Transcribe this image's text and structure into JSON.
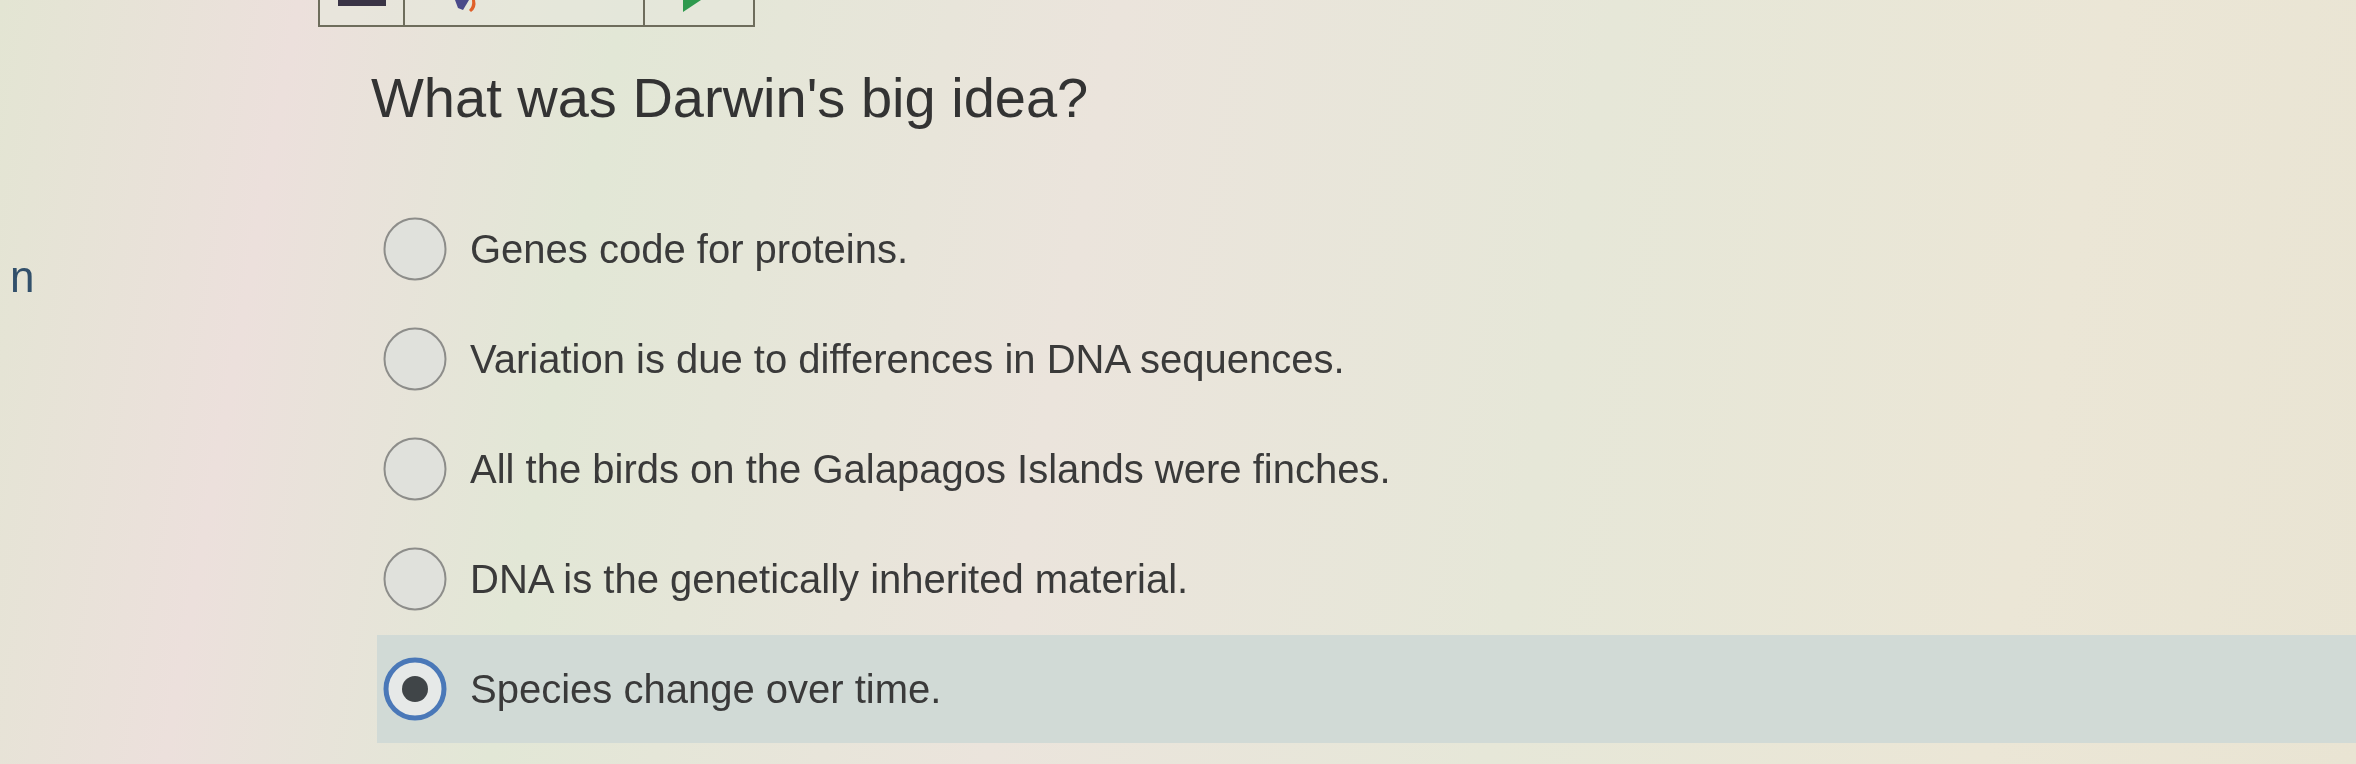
{
  "side_text": "n",
  "question": {
    "title": "What was Darwin's big idea?",
    "options": [
      {
        "label": "Genes code for proteins.",
        "selected": false
      },
      {
        "label": "Variation is due to differences in DNA sequences.",
        "selected": false
      },
      {
        "label": "All the birds on the Galapagos Islands were finches.",
        "selected": false
      },
      {
        "label": "DNA is the genetically inherited material.",
        "selected": false
      },
      {
        "label": "Species change over time.",
        "selected": true
      }
    ]
  }
}
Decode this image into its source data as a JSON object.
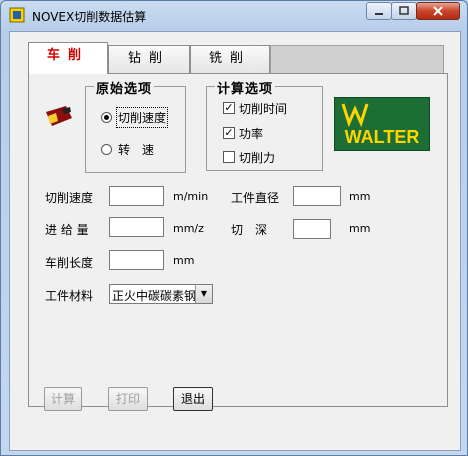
{
  "window": {
    "title": "NOVEX切削数据估算"
  },
  "tabs": [
    {
      "label": "车削",
      "active": true
    },
    {
      "label": "钻削",
      "active": false
    },
    {
      "label": "铣削",
      "active": false
    }
  ],
  "raw_options": {
    "title": "原始选项",
    "options": [
      {
        "label": "切削速度",
        "selected": true
      },
      {
        "label": "转　速",
        "selected": false
      }
    ]
  },
  "calc_options": {
    "title": "计算选项",
    "options": [
      {
        "label": "切削时间",
        "checked": true
      },
      {
        "label": "功率",
        "checked": true
      },
      {
        "label": "切削力",
        "checked": false
      }
    ]
  },
  "logo": {
    "text": "WALTER",
    "color": "#1c6e34",
    "text_color": "#ffd500"
  },
  "fields": {
    "cutting_speed": {
      "label": "切削速度",
      "value": "",
      "unit": "m/min"
    },
    "workpiece_diameter": {
      "label": "工件直径",
      "value": "",
      "unit": "mm"
    },
    "feed": {
      "label": "进 给 量",
      "value": "",
      "unit": "mm/z"
    },
    "depth": {
      "label": "切　深",
      "value": "",
      "unit": "mm"
    },
    "cut_length": {
      "label": "车削长度",
      "value": "",
      "unit": "mm"
    }
  },
  "material": {
    "label": "工件材料",
    "selected": "正火中碳碳素钢"
  },
  "buttons": {
    "calculate": "计算",
    "print": "打印",
    "exit": "退出"
  },
  "icons": {
    "app": "novex-app-icon",
    "tool": "turning-tool-icon",
    "minimize": "minimize-icon",
    "maximize": "maximize-icon",
    "close": "close-icon"
  },
  "colors": {
    "active_tab": "#d40000",
    "titlebar": "#b9d1ea"
  }
}
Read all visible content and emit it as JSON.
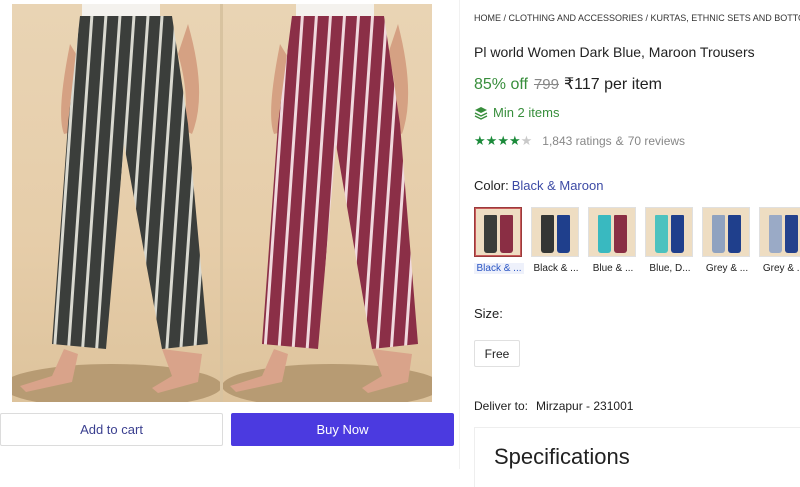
{
  "breadcrumb": "HOME / CLOTHING AND ACCESSORIES / KURTAS, ETHNIC SETS AND BOTTOMS / P",
  "product": {
    "title": "Pl world Women Dark Blue, Maroon Trousers",
    "discount": "85% off",
    "mrp": "799",
    "price": "₹117 per item",
    "min_qty": "Min 2 items",
    "rating_value": 4,
    "ratings": "1,843 ratings",
    "reviews": "70 reviews",
    "rating_sep": "&"
  },
  "color": {
    "label": "Color:",
    "selected": "Black & Maroon",
    "options": [
      {
        "label": "Black & ...",
        "c1": "#3a3d3a",
        "c2": "#8a2e44"
      },
      {
        "label": "Black & ...",
        "c1": "#343634",
        "c2": "#1f3f8c"
      },
      {
        "label": "Blue & ...",
        "c1": "#39b9c0",
        "c2": "#8a2e44"
      },
      {
        "label": "Blue, D...",
        "c1": "#4cc2bf",
        "c2": "#1f3f8c"
      },
      {
        "label": "Grey & ...",
        "c1": "#8fa2c0",
        "c2": "#1f3f8c"
      },
      {
        "label": "Grey & ...",
        "c1": "#9aaac6",
        "c2": "#24418c"
      }
    ]
  },
  "size": {
    "label": "Size:",
    "option": "Free"
  },
  "delivery": {
    "label": "Deliver to:",
    "location": "Mirzapur - 231001"
  },
  "specs": {
    "title": "Specifications"
  },
  "actions": {
    "add_to_cart": "Add to cart",
    "buy_now": "Buy Now"
  },
  "colors": {
    "accent": "#4b3ae0",
    "green": "#388e3c",
    "link": "#3c4aa5"
  }
}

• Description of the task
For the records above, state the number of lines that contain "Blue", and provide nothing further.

• Written reply
3